How was it to transform athletically for your lead role in Fantasy Football?
My trainer, Cesar Amoila, has trained me for every role that I’ve had that needed training. Every role does typically come with some level of fitness. I want to really stay true to who this person is. I had about a month to train before I got out to the field. Ultimately, my goal was to make sure that my stunt double did as little as possible. I really tried to get my mind prepared to be this elite athlete, to train like them and see the world the way Anderson might be seeing it. In order for me to step in there and do my job fully, I train my body and my mind will follow.

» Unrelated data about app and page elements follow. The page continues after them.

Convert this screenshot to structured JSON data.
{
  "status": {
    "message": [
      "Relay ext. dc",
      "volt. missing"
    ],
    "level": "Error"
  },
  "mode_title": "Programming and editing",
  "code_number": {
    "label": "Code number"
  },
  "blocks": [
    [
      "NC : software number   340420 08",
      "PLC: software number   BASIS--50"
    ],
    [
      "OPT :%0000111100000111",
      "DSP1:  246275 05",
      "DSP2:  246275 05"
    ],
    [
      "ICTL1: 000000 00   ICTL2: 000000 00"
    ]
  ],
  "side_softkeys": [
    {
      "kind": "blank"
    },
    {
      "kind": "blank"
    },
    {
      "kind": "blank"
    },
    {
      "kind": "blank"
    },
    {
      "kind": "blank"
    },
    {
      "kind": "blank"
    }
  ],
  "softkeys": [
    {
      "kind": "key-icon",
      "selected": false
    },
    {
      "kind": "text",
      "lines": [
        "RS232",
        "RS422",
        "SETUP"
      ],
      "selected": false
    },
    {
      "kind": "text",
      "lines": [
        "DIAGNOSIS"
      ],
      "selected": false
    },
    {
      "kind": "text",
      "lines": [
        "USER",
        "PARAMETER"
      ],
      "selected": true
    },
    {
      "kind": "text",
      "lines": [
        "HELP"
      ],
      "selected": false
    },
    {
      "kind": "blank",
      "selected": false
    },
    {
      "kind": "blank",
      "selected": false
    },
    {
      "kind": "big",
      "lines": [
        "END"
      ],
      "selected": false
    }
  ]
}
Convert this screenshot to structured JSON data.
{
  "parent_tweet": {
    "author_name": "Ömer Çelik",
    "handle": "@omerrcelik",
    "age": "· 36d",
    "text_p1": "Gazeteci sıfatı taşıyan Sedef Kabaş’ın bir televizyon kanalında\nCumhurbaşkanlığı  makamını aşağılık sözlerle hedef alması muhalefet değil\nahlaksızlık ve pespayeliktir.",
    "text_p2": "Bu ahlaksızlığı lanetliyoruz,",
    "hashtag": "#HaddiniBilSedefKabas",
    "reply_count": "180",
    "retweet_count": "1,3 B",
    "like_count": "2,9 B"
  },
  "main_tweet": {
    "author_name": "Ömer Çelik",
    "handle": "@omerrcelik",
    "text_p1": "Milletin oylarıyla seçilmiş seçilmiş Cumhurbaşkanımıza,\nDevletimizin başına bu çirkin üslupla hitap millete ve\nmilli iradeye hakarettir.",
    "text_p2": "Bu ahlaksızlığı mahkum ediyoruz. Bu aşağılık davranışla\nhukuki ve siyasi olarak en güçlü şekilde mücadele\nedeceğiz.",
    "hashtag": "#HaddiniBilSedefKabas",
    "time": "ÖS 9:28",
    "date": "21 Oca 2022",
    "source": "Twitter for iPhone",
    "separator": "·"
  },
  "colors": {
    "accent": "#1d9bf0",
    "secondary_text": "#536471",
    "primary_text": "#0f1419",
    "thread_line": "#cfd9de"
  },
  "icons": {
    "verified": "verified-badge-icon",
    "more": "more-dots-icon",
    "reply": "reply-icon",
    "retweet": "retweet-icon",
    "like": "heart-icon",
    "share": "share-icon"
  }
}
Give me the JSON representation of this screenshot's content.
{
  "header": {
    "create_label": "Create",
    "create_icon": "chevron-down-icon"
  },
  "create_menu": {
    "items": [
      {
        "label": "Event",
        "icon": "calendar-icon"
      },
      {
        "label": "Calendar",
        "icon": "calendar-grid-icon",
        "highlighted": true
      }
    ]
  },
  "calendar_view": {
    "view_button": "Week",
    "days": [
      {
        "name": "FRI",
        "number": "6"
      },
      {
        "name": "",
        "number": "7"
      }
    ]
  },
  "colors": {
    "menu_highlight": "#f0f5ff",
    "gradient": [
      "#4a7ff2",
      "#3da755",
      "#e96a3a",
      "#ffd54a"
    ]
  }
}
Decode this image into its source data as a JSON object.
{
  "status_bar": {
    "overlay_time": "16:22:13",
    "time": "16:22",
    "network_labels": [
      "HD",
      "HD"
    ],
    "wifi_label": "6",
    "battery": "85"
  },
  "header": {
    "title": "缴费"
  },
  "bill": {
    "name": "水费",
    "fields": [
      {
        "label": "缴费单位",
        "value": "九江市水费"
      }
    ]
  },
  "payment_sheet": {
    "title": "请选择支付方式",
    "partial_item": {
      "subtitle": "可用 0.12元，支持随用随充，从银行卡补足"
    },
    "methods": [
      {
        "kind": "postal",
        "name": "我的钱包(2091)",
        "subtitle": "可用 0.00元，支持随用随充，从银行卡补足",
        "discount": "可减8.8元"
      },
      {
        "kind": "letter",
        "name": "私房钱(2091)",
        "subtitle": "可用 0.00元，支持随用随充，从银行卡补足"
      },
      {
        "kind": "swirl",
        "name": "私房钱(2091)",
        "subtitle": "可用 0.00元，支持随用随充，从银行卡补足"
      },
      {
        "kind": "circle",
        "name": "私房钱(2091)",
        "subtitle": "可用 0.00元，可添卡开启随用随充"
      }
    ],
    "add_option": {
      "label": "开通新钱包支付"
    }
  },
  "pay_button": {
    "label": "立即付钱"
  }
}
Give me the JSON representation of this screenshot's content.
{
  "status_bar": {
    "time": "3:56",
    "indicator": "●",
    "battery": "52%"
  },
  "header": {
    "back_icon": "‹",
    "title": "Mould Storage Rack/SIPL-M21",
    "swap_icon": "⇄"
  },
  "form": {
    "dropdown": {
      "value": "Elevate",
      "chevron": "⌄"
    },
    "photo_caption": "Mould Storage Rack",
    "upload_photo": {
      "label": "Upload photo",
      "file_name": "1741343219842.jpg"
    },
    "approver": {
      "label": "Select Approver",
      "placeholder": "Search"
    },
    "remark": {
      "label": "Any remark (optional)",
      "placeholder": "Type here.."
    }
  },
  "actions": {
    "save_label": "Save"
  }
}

Was learning the play-by-plays tough, and did you use a stuntman for most of the unique movements in the film?
It was probably one of the more freeing projects that I’ve done creatively. We were all collaborating with our director Anton Cropper. He was just very open to traveling down the road of figuring out what this role wants, not trying to stay one note or playing in a way where you didn’t like [my character]. I wanted people to reluctantly like Anderson’s position, but also just find him funny. If you look at the comedy greats, people like Eddie Murphy or Will Ferrell, these guys are hilarious, not because they’re trying to be funny, but because they’re put in situations that happen to be funny.
What did you relate most to with your character?
I really tried to make a complex individual out of Anderson Fisher. I know there is a lot of stigma with superstar athletes and that kind of carried his boisterous, larger-than-life persona. But what I tried to do, in a nutshell, was really just connect those dots, because I do think there is an egotistical atmosphere around being an elite athlete. In order to be great, you almost have to drink your own Kool-Aid. You’ve got to believe you’re the best in order to be that. That’s kind of how athletes operate. They’re very passionate at the moment. Guys like OBJ were somebody I looked toward when I was looking at who I wanted to kind of vaguely emulate. I do think there was a method to his [the characters] madness.
Now, if you could take on any new dream role in the future, what type of hero or character would you want to play? Any genre preference?
I would love to be in the MCU universe… to play a superhero as an Afro-Latino, or include my identity in any project would be a huge accomplishment for me. I would love to be in a psychological thriller where I get to play with the lines of reality, because I do think that’s the hardest thing to do in order to get people to buy into outrageous concepts.
Is there a quality about Cuba’s culture that you’d like more people to be aware of?
I think there is this misconception that Latinos in general, but specifically Cubans, are only one color. Cubans can be really dark, too. There are so many outside voices of people who probably aren’t privy to Cuban culture. They’re kind of just analyzing Cuba from a perspective of what they can see from the media. We got a lot of flavors there, man. A lot of music, and a lot of people speak differently there.
You can stream Fantasy Football on Paramount+.